TASK REQUIREMENTS: The full data, repeated exactly, is the only answer needed.

[Data records for software interfaces]
= = = = =

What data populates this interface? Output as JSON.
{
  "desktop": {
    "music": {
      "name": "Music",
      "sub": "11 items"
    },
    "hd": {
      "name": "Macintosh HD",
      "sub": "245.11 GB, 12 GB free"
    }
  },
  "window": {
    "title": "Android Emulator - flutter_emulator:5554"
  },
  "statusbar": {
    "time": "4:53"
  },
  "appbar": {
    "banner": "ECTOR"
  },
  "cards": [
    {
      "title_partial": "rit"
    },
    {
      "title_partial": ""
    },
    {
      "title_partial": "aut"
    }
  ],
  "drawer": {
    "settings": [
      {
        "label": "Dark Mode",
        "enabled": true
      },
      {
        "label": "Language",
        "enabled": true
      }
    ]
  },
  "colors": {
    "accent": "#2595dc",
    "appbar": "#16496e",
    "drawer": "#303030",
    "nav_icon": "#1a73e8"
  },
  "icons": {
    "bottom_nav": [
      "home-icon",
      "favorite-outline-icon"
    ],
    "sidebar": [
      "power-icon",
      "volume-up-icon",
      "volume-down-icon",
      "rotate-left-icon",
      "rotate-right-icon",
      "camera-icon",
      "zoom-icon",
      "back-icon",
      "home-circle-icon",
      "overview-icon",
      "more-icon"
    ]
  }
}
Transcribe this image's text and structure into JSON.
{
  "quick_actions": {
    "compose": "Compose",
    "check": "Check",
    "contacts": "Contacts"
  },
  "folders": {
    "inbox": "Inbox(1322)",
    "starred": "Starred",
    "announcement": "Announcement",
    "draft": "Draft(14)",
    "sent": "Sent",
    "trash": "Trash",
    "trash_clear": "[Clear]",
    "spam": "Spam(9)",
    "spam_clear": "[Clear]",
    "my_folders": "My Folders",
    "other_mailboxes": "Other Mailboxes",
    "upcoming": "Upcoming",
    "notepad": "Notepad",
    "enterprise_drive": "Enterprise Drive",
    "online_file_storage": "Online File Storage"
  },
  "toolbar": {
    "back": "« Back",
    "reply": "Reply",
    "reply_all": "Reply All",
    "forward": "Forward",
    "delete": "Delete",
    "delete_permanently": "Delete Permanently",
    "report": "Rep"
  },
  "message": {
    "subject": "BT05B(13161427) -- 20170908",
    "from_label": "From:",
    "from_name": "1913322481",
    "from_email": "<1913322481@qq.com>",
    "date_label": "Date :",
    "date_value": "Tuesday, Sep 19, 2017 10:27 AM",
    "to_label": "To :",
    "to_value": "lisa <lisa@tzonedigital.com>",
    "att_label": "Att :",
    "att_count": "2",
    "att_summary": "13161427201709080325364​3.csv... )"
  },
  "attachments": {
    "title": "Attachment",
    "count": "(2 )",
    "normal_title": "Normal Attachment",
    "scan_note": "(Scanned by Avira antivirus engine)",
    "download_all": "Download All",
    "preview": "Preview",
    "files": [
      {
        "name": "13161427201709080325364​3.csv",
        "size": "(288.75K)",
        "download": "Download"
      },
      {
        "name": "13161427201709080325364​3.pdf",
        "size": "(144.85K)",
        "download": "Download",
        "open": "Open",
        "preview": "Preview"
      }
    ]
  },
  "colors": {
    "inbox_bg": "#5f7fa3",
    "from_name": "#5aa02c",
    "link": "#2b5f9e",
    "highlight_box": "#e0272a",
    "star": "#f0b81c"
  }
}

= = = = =

FINISHED TASK:
What data populates this interface? Output as JSON.
{
  "desktop": {
    "music": {
      "name": "Music",
      "sub": "11 items"
    },
    "hd": {
      "name": "Macintosh HD",
      "sub": "245.11 GB, 12 GB free"
    }
  },
  "window": {
    "title": "Android Emulator - flutter_emulator:5554"
  },
  "statusbar": {
    "time": "4:53"
  },
  "appbar": {
    "banner": "ECTOR"
  },
  "cards": [
    {
      "title_partial": "rit"
    },
    {
      "title_partial": ""
    },
    {
      "title_partial": "aut"
    }
  ],
  "drawer": {
    "settings": [
      {
        "label": "Dark Mode",
        "enabled": true
      },
      {
        "label": "Language",
        "enabled": true
      }
    ]
  },
  "colors": {
    "accent": "#2595dc",
    "appbar": "#16496e",
    "drawer": "#303030",
    "nav_icon": "#1a73e8"
  },
  "icons": {
    "bottom_nav": [
      "home-icon",
      "favorite-outline-icon"
    ],
    "sidebar": [
      "power-icon",
      "volume-up-icon",
      "volume-down-icon",
      "rotate-left-icon",
      "rotate-right-icon",
      "camera-icon",
      "zoom-icon",
      "back-icon",
      "home-circle-icon",
      "overview-icon",
      "more-icon"
    ]
  }
}
Transcribe this image's text and structure into JSON.
{
  "quick_actions": {
    "compose": "Compose",
    "check": "Check",
    "contacts": "Contacts"
  },
  "folders": {
    "inbox": "Inbox(1322)",
    "starred": "Starred",
    "announcement": "Announcement",
    "draft": "Draft(14)",
    "sent": "Sent",
    "trash": "Trash",
    "trash_clear": "[Clear]",
    "spam": "Spam(9)",
    "spam_clear": "[Clear]",
    "my_folders": "My Folders",
    "other_mailboxes": "Other Mailboxes",
    "upcoming": "Upcoming",
    "notepad": "Notepad",
    "enterprise_drive": "Enterprise Drive",
    "online_file_storage": "Online File Storage"
  },
  "toolbar": {
    "back": "« Back",
    "reply": "Reply",
    "reply_all": "Reply All",
    "forward": "Forward",
    "delete": "Delete",
    "delete_permanently": "Delete Permanently",
    "report": "Rep"
  },
  "message": {
    "subject": "BT05B(13161427) -- 20170908",
    "from_label": "From:",
    "from_name": "1913322481",
    "from_email": "<1913322481@qq.com>",
    "date_label": "Date :",
    "date_value": "Tuesday, Sep 19, 2017 10:27 AM",
    "to_label": "To :",
    "to_value": "lisa <lisa@tzonedigital.com>",
    "att_label": "Att :",
    "att_count": "2",
    "att_summary": "13161427201709080325364​3.csv... )"
  },
  "attachments": {
    "title": "Attachment",
    "count": "(2 )",
    "normal_title": "Normal Attachment",
    "scan_note": "(Scanned by Avira antivirus engine)",
    "download_all": "Download All",
    "preview": "Preview",
    "files": [
      {
        "name": "13161427201709080325364​3.csv",
        "size": "(288.75K)",
        "download": "Download"
      },
      {
        "name": "13161427201709080325364​3.pdf",
        "size": "(144.85K)",
        "download": "Download",
        "open": "Open",
        "preview": "Preview"
      }
    ]
  },
  "colors": {
    "inbox_bg": "#5f7fa3",
    "from_name": "#5aa02c",
    "link": "#2b5f9e",
    "highlight_box": "#e0272a",
    "star": "#f0b81c"
  }
}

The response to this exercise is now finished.